**WHAT YOU SHOULD DO:** Go through the entries below and tally the lines holding "more"; please reply with the number only.

SUPPLIED DATA: Begin

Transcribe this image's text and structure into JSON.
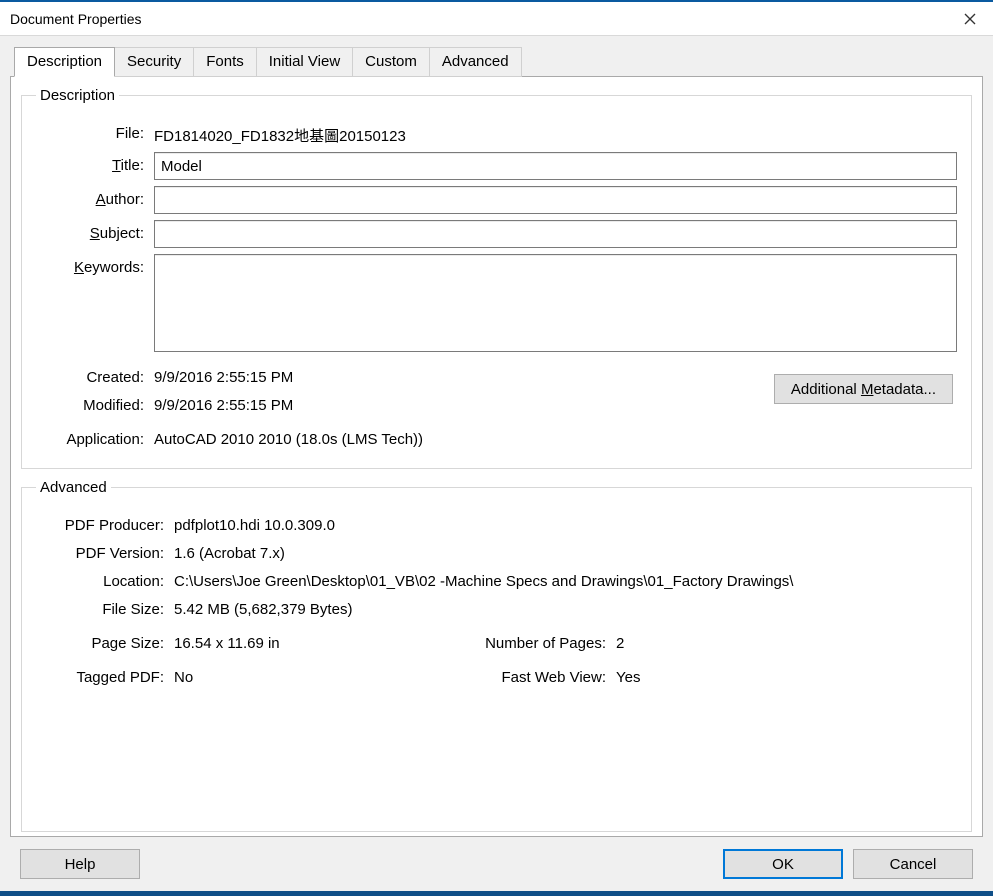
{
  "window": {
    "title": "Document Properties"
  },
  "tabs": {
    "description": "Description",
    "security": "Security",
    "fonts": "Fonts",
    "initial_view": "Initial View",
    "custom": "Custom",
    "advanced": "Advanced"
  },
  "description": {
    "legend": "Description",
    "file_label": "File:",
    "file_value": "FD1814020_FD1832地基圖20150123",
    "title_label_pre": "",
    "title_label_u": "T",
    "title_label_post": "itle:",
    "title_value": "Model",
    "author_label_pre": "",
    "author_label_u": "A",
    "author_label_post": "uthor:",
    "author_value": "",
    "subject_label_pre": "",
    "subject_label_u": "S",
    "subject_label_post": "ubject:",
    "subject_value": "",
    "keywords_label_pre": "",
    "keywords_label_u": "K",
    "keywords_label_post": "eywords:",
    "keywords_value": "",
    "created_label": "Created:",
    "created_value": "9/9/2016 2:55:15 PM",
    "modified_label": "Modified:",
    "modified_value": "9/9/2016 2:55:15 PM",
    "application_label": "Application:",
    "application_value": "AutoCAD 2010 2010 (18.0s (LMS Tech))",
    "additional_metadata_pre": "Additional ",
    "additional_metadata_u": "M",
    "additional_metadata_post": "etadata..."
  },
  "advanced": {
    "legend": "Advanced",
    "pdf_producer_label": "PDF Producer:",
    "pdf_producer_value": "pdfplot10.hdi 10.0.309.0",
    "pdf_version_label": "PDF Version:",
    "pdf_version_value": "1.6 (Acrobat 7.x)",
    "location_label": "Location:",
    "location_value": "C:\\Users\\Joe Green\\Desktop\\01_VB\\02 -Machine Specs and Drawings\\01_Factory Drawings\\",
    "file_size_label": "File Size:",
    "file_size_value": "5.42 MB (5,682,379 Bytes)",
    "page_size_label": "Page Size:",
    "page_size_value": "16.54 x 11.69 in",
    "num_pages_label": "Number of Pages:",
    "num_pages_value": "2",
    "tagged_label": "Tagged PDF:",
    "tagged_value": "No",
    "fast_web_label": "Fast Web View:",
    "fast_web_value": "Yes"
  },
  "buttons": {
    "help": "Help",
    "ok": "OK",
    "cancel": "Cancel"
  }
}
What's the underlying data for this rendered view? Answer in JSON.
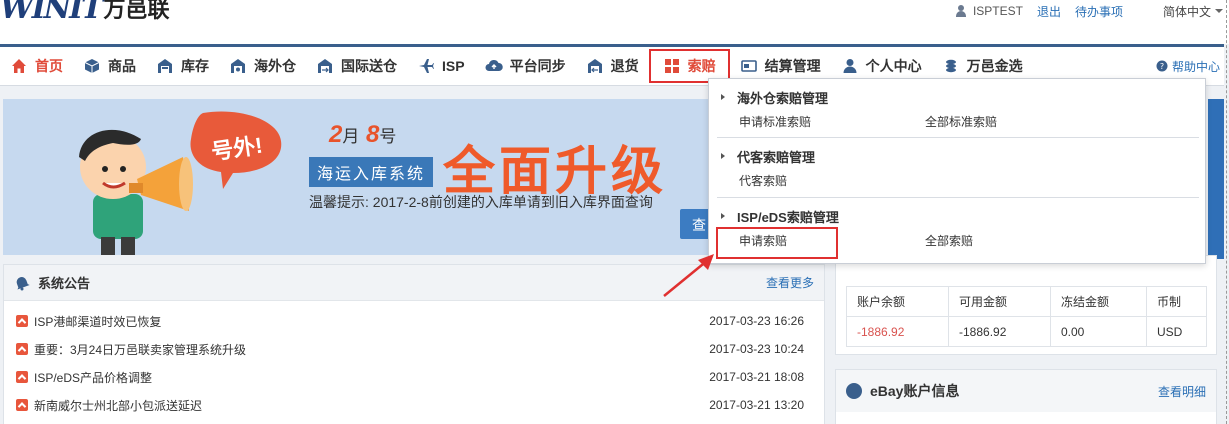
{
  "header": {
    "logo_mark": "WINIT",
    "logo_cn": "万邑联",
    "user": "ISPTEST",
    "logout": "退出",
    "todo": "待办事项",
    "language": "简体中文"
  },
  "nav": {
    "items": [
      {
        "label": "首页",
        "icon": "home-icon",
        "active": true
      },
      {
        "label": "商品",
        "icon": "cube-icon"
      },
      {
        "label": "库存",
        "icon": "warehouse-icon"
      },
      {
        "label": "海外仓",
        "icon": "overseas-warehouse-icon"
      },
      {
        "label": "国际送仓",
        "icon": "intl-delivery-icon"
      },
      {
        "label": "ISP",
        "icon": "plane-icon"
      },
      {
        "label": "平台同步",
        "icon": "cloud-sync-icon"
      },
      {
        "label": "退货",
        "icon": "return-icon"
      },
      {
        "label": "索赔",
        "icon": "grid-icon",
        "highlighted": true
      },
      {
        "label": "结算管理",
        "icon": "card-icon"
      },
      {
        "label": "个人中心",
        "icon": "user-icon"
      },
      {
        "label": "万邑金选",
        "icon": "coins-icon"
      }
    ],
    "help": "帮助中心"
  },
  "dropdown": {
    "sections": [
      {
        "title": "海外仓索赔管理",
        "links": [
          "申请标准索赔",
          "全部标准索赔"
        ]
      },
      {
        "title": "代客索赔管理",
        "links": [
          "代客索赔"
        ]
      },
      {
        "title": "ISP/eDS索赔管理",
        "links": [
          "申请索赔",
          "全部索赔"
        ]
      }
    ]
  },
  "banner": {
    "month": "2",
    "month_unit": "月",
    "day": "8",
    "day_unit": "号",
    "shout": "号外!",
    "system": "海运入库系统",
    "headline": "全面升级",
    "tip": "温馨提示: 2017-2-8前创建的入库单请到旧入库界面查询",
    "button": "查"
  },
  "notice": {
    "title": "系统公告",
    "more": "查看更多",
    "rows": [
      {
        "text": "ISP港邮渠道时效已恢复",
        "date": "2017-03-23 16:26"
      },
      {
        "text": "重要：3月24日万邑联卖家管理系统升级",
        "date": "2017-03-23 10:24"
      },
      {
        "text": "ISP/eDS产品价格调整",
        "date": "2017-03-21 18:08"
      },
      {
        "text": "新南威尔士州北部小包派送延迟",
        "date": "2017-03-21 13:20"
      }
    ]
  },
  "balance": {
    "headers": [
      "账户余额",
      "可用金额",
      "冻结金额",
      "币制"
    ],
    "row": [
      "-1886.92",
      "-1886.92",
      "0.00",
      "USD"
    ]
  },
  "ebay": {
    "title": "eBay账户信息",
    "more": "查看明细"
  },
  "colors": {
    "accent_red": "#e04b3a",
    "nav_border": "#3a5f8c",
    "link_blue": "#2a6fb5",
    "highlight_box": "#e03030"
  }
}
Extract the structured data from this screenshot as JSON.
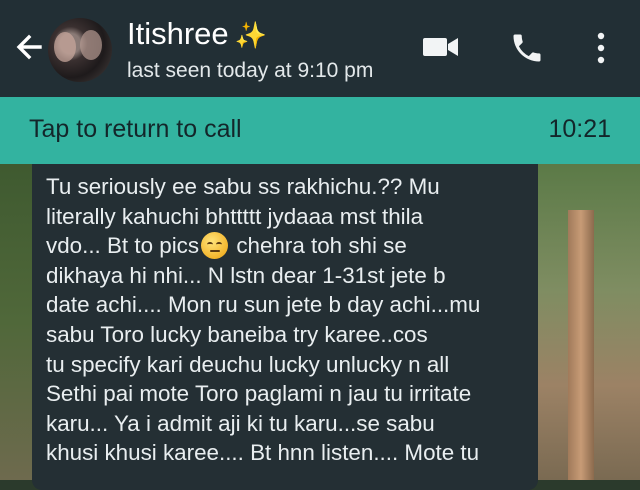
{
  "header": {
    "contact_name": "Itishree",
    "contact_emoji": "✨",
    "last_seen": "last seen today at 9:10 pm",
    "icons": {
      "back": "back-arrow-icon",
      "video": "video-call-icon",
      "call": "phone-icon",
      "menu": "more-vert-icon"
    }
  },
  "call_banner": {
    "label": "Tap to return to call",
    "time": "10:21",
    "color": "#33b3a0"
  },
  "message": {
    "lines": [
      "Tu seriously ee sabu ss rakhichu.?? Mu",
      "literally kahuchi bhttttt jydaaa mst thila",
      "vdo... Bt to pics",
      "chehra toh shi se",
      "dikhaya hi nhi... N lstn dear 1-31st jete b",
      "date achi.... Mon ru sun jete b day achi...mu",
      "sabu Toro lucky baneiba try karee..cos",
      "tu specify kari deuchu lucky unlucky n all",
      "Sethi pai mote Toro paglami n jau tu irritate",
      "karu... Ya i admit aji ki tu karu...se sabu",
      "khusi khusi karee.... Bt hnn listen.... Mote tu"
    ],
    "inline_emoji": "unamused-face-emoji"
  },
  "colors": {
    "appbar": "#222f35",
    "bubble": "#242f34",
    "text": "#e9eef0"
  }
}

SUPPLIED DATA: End

**SOLUTION TO THIS TASK:** 3